“It’s a significant loss with significant consequences,” he said.

Perry said it was important for the firm to file litigation quickly to get spoliation of evidence letters out to every possible company involved in the bridge collapse.

“By doing what we’re doing — getting involved early on and seeking the answers to the questions … — you make sure that evidence does not disappear,” he said.

The litigation could also set the stage for criminal charges, although it’s too early to be sure, Perry said. He noted a Seattle contractor was recently charged with a felony for the death of an employee in a sewer trench collapse based on facts established by an earlier civil case.

Miami-Dade State Attorney Katherine Fernandez Rundle told CBS Miami criminal charges were “improbable.”

Defendants in the lawsuit include MCM, FIGG and other companies with consulting roles in the project. One notable defendant is missing for now: FIU. Because it is a public university, the school is protected from litigation until it has completed its own investigation and formally denied liability, Morgan said.

MCM did not immediately respond to a request for comment, but the company offered “thoughts and prayers” to those hurt in the collapse in a statement on its outgoing voicemail.

“We are all devastated and are doing everything we can to assist,” the message said. “We will conduct a full investigation and cooperate in every way.”

A FIGG representative said Monday morning that the company had not yet been served with the lawsuit, and could not comment. In a statement on its website, FIGG said it was “stunned” by the collapse.

“Our deepest sympathies are with all those affected by this accident,” the statement said. “We will fully cooperate with every appropriate authority in reviewing what happened and why.
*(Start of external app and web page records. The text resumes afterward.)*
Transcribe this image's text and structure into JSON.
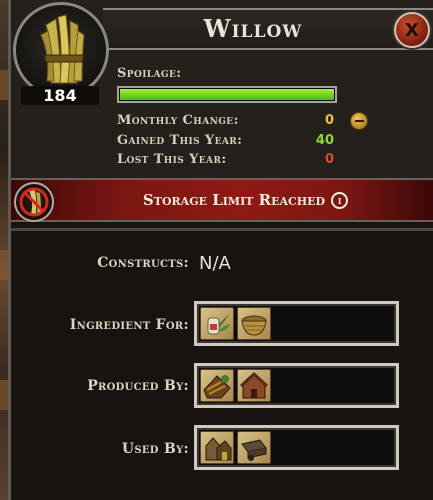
{
  "header": {
    "title": "Willow",
    "close_label": "X",
    "resource_count": "184"
  },
  "stats": {
    "spoilage_label": "Spoilage:",
    "spoilage_level": 1.0,
    "monthly_change_label": "Monthly Change:",
    "monthly_change_value": "0",
    "gained_label": "Gained This Year:",
    "gained_value": "40",
    "lost_label": "Lost This Year:",
    "lost_value": "0"
  },
  "banner": {
    "text": "Storage Limit Reached",
    "info_glyph": "i"
  },
  "details": {
    "constructs_label": "Constructs:",
    "constructs_value": "N/A",
    "ingredient_label": "Ingredient For:",
    "produced_label": "Produced By:",
    "used_label": "Used By:"
  },
  "icons": {
    "portrait": "willow-bundle-icon",
    "banner": "no-willow-icon",
    "ingredient_slots": [
      "herbal-remedy-icon",
      "basket-icon"
    ],
    "produced_slots": [
      "lumber-hut-icon",
      "woodcutter-icon"
    ],
    "used_slots": [
      "workshop-icon",
      "cart-icon"
    ]
  },
  "colors": {
    "title": "#eae4d8",
    "spoilage_bar": "#6fd422",
    "monthly_change": "#f0c030",
    "gained": "#8ad830",
    "lost": "#e24a2a",
    "banner": "#8f1a14"
  }
}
In our 40-year history, nothing like this has ever happened before. Our entire team mourns the loss of life and injuries associated with this devastating tragedy, and our prayers go out to all involved.”